The external expectation might have been for Piroe to play as the tip of Leeds' attacking spear, finishing off attacks and leading the line but that was not quite how the striker operated at Swansea. There, he represented something more akin to a hybrid of a 9 and a 10, linking up with midfielders and scoring plenty of his goals from in and around the edge of the area. Farke has been keen to explore that kind of profile and has been using the new boy as a 10, playing him behind Georginio Rutter.
"I think it has been a little bit of a surprise," said Piroe ahead of tonight's trip to Hull City.
"But the staff really explained it really well, how they want to see the runs and give me the space to play deeper as well. How they explained it to me, I think it's a role that really suits me as well."
At Ipswich and again at Millwall Farke's roles for Piroe and Rutter worked to near perfection, with both central forwards showcasing their ability to combine with one another or the wingers and, perhaps most crucially, both getting on the scoresheet. But it was the first of Leeds' three goals at The Den that best exampled Piroe's penchant for profiting from late arrivals into the box. A sweeping counterattack from the edge of their own area took Leeds into a three-v-three scenario and Piroe's run beyond Rutter allowed the Frenchman to slip the ball into his path once found by Willy Gnonto.
The goal, among the best the Whites have scored in recent memory, was one part coaching and one part freedom, according to Piroe.
"He gives us some trigger points to keep in mind, but he also wants to give us loads of freedom to just express ourselves and like work together really well," he said.
"I think [that goal] is both because they tried to coach me as well to work off Georgi of course. We all know that we need to be unselfish and look for each other and then just to let it happen like that. It's just our qualities as well, apart from good coaching."
With Bamford's return to team training this week, Farke is close to having his entire bank of attacking players fit and available. The strength in depth out wide, where Gnonto, Crysencio Summerville, Jaidon Anthony, Daniel James and Ian Poveda are all vying for places in the team, will be matched centrally by Piroe, Rutter and Bamford.
Until Bamford is up and running again in competitive football, Piroe and Rutter will continue to develop a partnership that is already yielding results on the field. Piroe has three goals in three games, Rutter has two in his last three and that assist for his strike partner.
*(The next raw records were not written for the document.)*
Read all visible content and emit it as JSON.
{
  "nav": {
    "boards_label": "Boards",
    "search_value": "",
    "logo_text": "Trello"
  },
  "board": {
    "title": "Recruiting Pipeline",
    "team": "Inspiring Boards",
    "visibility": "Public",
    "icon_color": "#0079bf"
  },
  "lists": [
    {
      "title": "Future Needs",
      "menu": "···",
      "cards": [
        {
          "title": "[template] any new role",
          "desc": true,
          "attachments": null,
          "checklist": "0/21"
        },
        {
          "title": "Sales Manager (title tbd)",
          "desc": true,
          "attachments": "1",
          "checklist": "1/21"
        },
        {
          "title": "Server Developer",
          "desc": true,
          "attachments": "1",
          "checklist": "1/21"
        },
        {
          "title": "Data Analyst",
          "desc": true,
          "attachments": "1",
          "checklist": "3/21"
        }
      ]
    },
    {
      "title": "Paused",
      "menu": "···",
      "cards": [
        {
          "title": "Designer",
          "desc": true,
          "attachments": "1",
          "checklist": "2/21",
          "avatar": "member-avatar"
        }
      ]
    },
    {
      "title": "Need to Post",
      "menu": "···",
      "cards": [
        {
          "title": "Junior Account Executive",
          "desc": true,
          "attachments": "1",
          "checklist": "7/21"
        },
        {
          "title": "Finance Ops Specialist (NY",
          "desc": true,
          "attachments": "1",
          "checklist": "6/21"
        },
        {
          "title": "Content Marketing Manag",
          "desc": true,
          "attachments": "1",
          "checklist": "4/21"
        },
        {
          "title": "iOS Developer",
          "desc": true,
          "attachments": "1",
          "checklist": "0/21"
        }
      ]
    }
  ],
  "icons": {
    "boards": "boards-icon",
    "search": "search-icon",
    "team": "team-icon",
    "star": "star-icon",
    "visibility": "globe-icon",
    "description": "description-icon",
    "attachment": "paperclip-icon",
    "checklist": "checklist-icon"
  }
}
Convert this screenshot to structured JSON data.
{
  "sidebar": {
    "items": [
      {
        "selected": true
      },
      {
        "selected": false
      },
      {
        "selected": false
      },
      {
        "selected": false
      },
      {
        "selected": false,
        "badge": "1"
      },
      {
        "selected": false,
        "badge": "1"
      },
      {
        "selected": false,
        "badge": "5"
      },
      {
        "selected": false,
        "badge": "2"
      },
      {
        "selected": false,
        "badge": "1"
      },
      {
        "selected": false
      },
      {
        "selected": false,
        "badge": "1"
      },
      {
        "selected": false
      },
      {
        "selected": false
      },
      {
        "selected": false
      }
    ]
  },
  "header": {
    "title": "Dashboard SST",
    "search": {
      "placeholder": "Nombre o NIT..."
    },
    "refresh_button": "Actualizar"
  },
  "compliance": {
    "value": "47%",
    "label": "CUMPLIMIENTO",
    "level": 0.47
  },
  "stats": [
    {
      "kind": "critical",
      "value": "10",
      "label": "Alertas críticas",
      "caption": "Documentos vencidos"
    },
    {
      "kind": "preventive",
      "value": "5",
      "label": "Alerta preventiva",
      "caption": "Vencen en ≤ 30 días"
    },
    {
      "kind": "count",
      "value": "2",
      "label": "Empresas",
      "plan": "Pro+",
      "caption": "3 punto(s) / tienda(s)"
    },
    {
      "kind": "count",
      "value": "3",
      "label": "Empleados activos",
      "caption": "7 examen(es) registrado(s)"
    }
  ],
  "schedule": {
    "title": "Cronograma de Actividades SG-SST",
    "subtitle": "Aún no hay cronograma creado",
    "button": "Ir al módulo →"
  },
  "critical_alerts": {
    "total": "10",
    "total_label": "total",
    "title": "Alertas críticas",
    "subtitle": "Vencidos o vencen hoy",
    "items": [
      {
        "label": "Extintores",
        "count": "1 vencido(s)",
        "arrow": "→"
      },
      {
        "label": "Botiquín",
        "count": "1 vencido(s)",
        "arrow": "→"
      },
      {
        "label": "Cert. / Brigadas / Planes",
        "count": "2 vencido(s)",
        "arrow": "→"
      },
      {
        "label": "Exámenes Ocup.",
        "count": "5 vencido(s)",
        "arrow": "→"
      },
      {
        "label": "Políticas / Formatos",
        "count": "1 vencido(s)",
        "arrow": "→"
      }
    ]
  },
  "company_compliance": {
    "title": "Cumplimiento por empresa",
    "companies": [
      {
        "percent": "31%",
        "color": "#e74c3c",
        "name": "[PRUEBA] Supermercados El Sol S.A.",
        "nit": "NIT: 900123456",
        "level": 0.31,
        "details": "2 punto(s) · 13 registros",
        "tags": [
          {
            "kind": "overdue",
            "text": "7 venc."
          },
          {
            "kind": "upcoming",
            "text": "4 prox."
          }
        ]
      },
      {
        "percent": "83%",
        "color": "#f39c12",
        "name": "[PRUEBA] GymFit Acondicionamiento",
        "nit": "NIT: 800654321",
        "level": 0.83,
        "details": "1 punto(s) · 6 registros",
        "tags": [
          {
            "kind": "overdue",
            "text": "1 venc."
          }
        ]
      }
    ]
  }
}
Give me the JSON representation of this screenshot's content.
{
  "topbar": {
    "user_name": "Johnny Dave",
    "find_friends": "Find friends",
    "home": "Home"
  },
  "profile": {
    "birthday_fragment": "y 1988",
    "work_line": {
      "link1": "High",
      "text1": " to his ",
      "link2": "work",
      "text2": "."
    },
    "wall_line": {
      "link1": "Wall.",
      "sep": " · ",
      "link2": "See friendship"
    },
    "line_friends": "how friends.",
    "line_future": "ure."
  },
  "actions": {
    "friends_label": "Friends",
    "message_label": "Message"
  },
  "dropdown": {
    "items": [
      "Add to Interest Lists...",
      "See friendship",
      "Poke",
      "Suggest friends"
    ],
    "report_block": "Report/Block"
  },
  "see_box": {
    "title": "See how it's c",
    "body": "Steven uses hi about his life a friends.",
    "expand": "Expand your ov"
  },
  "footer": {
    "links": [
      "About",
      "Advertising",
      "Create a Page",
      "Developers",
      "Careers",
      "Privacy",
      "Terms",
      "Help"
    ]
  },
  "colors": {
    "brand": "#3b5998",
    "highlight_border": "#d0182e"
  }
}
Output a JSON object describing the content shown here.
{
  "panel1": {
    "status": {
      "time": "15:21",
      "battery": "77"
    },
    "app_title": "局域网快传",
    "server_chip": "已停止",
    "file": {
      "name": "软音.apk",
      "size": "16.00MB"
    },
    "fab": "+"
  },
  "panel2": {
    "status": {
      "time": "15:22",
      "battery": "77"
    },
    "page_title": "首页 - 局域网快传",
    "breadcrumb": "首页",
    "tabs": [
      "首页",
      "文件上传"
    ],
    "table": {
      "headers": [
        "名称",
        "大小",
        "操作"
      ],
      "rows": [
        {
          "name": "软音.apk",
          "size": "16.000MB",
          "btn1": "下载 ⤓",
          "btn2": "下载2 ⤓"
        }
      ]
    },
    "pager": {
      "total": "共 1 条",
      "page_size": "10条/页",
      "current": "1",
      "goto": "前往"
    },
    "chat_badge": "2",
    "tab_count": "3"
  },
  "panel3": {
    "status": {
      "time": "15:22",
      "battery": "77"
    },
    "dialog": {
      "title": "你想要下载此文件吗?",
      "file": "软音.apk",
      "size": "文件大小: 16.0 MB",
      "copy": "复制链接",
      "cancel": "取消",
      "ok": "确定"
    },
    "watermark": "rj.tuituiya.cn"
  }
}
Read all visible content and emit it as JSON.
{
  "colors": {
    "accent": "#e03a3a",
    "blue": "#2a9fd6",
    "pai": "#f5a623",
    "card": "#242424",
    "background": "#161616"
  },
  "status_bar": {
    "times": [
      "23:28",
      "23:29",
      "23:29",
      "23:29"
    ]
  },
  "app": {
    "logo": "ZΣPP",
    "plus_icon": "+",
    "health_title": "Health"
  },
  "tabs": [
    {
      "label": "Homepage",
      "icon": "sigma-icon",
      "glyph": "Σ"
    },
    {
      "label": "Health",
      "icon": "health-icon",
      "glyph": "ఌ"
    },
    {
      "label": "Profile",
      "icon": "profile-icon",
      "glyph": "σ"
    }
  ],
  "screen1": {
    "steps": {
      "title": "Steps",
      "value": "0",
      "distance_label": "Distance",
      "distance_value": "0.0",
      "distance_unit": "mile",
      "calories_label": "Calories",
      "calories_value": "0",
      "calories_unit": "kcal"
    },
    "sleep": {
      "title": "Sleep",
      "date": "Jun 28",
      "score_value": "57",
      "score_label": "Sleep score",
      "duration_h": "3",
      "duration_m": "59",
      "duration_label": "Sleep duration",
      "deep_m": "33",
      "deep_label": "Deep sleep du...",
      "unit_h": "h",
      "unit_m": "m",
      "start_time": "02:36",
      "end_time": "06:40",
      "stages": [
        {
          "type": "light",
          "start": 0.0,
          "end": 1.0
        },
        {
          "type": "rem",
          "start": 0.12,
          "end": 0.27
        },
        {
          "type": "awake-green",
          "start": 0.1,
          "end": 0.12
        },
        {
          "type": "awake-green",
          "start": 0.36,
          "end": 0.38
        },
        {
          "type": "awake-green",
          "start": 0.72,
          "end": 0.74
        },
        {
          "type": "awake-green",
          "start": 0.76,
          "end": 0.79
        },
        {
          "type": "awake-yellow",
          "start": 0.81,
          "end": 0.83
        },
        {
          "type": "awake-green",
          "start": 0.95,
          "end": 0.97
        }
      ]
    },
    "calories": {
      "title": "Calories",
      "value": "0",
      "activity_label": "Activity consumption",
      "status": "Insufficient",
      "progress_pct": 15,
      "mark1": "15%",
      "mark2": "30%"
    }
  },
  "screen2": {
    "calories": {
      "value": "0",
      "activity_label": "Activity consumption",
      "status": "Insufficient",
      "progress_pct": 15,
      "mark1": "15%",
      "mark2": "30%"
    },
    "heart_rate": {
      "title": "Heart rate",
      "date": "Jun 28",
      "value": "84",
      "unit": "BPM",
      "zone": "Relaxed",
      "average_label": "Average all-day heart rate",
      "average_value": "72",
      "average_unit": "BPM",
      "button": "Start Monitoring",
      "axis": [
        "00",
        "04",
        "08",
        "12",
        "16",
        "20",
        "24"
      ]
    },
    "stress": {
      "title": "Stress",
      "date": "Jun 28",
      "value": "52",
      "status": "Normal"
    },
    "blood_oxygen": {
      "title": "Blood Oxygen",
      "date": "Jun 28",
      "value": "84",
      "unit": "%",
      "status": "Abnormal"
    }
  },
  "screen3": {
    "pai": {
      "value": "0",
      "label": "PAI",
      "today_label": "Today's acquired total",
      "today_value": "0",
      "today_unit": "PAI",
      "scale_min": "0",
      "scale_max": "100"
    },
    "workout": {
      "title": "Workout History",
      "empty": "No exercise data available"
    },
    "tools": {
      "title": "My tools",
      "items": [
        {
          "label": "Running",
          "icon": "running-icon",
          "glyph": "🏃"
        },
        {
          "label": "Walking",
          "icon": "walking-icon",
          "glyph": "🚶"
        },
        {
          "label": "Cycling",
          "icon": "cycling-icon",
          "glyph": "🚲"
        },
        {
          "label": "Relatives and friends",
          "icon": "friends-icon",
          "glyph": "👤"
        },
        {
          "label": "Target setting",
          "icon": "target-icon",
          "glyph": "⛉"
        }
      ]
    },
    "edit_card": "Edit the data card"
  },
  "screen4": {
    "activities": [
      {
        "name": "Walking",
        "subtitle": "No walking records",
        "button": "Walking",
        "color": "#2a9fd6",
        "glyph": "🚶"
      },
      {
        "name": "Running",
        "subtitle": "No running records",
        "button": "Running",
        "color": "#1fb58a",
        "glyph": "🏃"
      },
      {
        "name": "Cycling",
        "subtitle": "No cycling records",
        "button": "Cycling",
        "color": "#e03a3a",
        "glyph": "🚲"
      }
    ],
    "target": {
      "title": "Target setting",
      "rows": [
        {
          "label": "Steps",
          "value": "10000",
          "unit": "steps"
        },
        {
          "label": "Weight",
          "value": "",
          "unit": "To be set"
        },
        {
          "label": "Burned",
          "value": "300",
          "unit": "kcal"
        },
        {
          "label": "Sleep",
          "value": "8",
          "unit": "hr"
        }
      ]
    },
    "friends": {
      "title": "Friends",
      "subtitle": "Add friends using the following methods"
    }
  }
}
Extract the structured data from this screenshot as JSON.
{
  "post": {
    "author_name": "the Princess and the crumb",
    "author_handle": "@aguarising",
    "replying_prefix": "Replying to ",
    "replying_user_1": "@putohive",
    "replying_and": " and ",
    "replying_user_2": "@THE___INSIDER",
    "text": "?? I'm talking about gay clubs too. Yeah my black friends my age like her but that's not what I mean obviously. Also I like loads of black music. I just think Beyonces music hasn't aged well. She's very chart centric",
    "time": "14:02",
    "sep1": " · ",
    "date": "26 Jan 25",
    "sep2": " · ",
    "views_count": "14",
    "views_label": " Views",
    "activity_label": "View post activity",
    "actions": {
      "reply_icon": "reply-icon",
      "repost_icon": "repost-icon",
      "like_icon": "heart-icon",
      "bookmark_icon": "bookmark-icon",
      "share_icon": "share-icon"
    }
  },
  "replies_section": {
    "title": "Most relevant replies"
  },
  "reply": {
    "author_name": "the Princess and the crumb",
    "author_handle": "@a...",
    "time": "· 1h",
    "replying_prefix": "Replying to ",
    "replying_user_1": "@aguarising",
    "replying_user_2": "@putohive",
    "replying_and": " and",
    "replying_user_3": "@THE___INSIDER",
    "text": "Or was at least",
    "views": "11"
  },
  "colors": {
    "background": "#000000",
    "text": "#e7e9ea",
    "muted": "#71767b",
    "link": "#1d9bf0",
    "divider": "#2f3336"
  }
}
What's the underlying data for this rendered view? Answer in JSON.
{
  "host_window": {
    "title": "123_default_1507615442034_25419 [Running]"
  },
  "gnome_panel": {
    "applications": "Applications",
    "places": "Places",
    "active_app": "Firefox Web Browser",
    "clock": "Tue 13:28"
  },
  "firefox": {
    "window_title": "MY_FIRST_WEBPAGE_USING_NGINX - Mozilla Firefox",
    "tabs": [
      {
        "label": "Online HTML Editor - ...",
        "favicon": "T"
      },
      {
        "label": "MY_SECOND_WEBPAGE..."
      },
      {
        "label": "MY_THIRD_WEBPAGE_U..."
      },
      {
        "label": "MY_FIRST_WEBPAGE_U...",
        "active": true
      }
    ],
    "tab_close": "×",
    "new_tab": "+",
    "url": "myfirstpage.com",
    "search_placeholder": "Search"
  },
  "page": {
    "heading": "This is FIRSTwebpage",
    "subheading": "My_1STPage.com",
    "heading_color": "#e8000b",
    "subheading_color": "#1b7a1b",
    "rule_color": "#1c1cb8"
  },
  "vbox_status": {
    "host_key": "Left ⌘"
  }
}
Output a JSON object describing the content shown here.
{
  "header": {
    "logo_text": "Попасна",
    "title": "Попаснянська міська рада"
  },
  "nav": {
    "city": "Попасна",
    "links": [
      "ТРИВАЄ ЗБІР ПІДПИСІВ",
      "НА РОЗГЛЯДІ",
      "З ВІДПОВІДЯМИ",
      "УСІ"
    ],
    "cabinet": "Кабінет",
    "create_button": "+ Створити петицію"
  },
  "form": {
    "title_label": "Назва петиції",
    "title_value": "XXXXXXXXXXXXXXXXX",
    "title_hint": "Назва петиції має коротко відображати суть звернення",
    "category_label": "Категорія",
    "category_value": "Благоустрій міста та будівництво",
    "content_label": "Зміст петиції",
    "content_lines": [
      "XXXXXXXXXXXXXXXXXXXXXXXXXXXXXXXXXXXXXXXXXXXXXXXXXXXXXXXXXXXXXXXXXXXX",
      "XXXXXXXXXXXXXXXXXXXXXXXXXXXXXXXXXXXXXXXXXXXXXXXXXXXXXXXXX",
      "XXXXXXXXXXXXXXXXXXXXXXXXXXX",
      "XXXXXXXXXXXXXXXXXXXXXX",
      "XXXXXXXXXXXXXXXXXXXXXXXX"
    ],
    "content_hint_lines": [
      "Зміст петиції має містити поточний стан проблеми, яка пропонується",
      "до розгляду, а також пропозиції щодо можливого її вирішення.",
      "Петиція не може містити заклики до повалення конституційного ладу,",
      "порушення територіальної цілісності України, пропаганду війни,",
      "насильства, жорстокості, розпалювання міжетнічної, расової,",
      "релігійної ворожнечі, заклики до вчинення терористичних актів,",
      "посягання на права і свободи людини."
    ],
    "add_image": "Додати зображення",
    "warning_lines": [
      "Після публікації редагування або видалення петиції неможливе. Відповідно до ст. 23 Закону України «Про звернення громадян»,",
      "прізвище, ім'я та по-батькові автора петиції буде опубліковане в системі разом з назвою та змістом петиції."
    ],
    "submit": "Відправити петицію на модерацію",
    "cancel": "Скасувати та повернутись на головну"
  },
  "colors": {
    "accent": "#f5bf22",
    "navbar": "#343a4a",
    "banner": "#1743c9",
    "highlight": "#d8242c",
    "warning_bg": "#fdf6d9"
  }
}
Against Sheffield Wednesday Piroe admits he played too far away from his attacking partner and that was worked on in training prior to Millwall, where things clicked a lot more effectively.
Off the pitch, the pair are actively discussing how to be even better together and Piroe is taking the lead.
"I wouldn't say teaching but yes, we're talking a lot about football," he said.
"He's a great lead and he's open to have a chat about it. I'm close to 100 championship games now and I can give him a little bit of experience of what the league will bring and needs as well. And yeah, he's very open just to have that conversation."